▶ Data about app and page elements:
■ ■ ■

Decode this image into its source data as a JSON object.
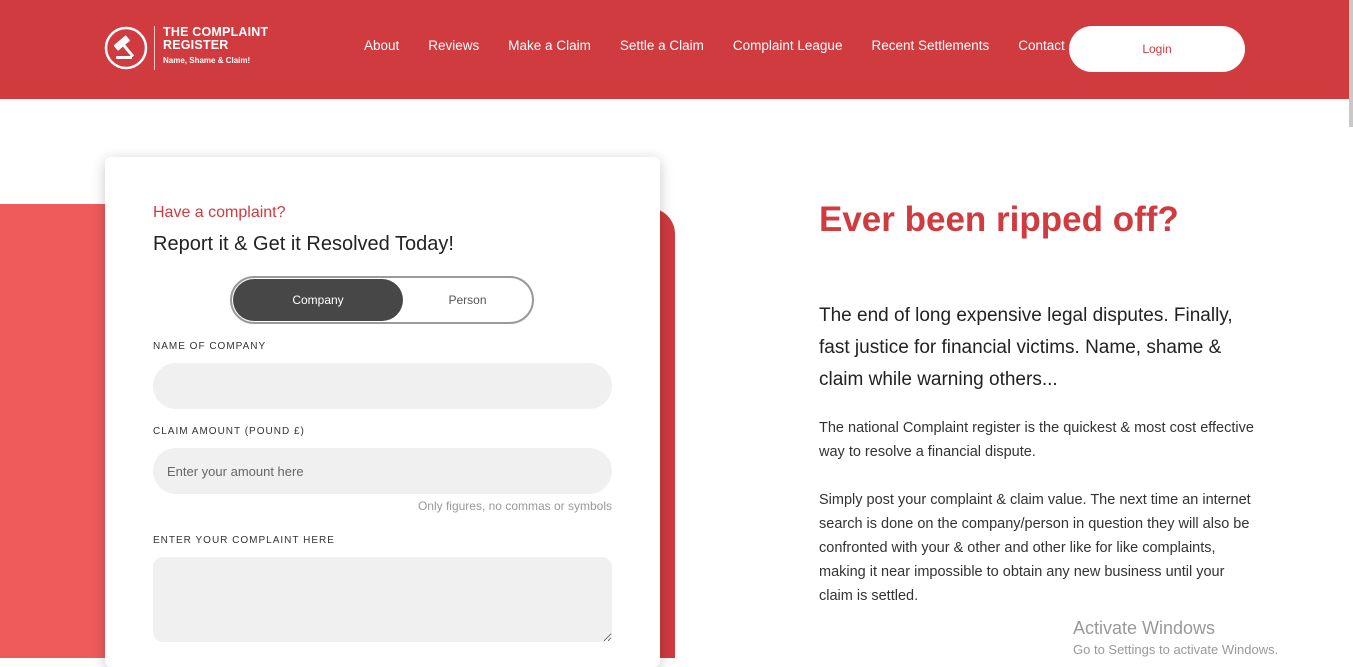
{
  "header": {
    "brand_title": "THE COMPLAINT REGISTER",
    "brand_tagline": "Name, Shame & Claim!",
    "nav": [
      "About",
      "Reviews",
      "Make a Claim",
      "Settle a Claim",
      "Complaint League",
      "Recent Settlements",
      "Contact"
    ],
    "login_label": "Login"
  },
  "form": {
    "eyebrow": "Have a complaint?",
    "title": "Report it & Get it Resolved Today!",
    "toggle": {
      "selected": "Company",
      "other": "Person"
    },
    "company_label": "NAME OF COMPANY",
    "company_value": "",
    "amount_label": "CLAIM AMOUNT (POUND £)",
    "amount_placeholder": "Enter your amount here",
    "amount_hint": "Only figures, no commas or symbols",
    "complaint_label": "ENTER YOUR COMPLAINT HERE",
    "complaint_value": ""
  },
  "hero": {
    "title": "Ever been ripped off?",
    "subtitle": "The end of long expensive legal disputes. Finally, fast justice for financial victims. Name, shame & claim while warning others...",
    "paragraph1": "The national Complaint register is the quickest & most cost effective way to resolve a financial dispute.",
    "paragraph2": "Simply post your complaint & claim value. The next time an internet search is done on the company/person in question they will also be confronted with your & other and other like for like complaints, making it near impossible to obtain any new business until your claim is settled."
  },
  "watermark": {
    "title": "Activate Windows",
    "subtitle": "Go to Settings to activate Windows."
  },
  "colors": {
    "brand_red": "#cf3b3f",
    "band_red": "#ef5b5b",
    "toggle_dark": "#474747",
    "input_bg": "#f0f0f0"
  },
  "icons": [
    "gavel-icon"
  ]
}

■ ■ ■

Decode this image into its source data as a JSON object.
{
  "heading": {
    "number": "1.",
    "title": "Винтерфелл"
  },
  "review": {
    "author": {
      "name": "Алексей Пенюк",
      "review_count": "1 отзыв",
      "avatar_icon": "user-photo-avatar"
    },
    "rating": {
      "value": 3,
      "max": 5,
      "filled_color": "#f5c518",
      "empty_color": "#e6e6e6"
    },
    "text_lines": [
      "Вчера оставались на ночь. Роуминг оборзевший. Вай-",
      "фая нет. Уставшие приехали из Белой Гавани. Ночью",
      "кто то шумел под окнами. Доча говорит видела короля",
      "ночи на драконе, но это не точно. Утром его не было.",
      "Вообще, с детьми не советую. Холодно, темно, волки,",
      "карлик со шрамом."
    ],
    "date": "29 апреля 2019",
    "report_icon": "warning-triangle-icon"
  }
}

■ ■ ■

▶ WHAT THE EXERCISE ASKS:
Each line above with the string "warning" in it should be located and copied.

▶ EXPECTED OUTPUT:
    "subtitle": "The end of long expensive legal disputes. Finally, fast justice for financial victims. Name, shame & claim while warning others...",
    "report_icon": "warning-triangle-icon"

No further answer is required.